__ACTIVITY__. Exactly as shown below, retype every line of the data.

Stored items

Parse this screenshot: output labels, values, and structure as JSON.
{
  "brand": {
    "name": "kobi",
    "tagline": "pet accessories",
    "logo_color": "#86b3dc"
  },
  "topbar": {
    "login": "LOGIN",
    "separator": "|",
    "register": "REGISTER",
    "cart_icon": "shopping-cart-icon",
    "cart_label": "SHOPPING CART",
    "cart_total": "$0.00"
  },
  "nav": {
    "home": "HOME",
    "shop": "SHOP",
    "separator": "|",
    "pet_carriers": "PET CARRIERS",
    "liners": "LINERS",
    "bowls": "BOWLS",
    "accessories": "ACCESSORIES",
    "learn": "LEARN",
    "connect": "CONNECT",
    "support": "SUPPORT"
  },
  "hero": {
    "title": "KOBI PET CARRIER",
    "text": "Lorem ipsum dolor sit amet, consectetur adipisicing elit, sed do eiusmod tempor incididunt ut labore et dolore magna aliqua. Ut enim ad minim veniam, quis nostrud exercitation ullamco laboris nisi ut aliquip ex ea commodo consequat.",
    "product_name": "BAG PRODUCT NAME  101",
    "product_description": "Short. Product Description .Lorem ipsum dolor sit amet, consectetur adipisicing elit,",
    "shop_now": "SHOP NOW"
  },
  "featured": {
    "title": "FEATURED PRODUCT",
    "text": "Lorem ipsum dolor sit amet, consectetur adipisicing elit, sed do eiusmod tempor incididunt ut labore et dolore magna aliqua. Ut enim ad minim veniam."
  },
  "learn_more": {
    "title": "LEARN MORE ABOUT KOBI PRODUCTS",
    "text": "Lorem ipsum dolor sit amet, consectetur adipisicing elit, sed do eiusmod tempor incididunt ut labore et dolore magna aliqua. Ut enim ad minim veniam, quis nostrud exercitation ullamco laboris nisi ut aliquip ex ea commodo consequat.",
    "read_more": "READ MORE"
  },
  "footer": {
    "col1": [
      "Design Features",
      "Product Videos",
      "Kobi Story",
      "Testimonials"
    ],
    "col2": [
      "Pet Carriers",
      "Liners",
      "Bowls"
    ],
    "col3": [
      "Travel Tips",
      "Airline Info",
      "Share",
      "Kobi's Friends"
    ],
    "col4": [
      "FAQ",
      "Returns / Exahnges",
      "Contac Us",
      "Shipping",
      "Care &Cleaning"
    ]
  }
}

__YOUR RESPONSE__.
Parse this screenshot: output labels, values, and structure as JSON.
{
  "brand": {
    "name": "kobi",
    "tagline": "pet accessories",
    "logo_color": "#86b3dc"
  },
  "topbar": {
    "login": "LOGIN",
    "separator": "|",
    "register": "REGISTER",
    "cart_icon": "shopping-cart-icon",
    "cart_label": "SHOPPING CART",
    "cart_total": "$0.00"
  },
  "nav": {
    "home": "HOME",
    "shop": "SHOP",
    "separator": "|",
    "pet_carriers": "PET CARRIERS",
    "liners": "LINERS",
    "bowls": "BOWLS",
    "accessories": "ACCESSORIES",
    "learn": "LEARN",
    "connect": "CONNECT",
    "support": "SUPPORT"
  },
  "hero": {
    "title": "KOBI PET CARRIER",
    "text": "Lorem ipsum dolor sit amet, consectetur adipisicing elit, sed do eiusmod tempor incididunt ut labore et dolore magna aliqua. Ut enim ad minim veniam, quis nostrud exercitation ullamco laboris nisi ut aliquip ex ea commodo consequat.",
    "product_name": "BAG PRODUCT NAME  101",
    "product_description": "Short. Product Description .Lorem ipsum dolor sit amet, consectetur adipisicing elit,",
    "shop_now": "SHOP NOW"
  },
  "featured": {
    "title": "FEATURED PRODUCT",
    "text": "Lorem ipsum dolor sit amet, consectetur adipisicing elit, sed do eiusmod tempor incididunt ut labore et dolore magna aliqua. Ut enim ad minim veniam."
  },
  "learn_more": {
    "title": "LEARN MORE ABOUT KOBI PRODUCTS",
    "text": "Lorem ipsum dolor sit amet, consectetur adipisicing elit, sed do eiusmod tempor incididunt ut labore et dolore magna aliqua. Ut enim ad minim veniam, quis nostrud exercitation ullamco laboris nisi ut aliquip ex ea commodo consequat.",
    "read_more": "READ MORE"
  },
  "footer": {
    "col1": [
      "Design Features",
      "Product Videos",
      "Kobi Story",
      "Testimonials"
    ],
    "col2": [
      "Pet Carriers",
      "Liners",
      "Bowls"
    ],
    "col3": [
      "Travel Tips",
      "Airline Info",
      "Share",
      "Kobi's Friends"
    ],
    "col4": [
      "FAQ",
      "Returns / Exahnges",
      "Contac Us",
      "Shipping",
      "Care &Cleaning"
    ]
  }
}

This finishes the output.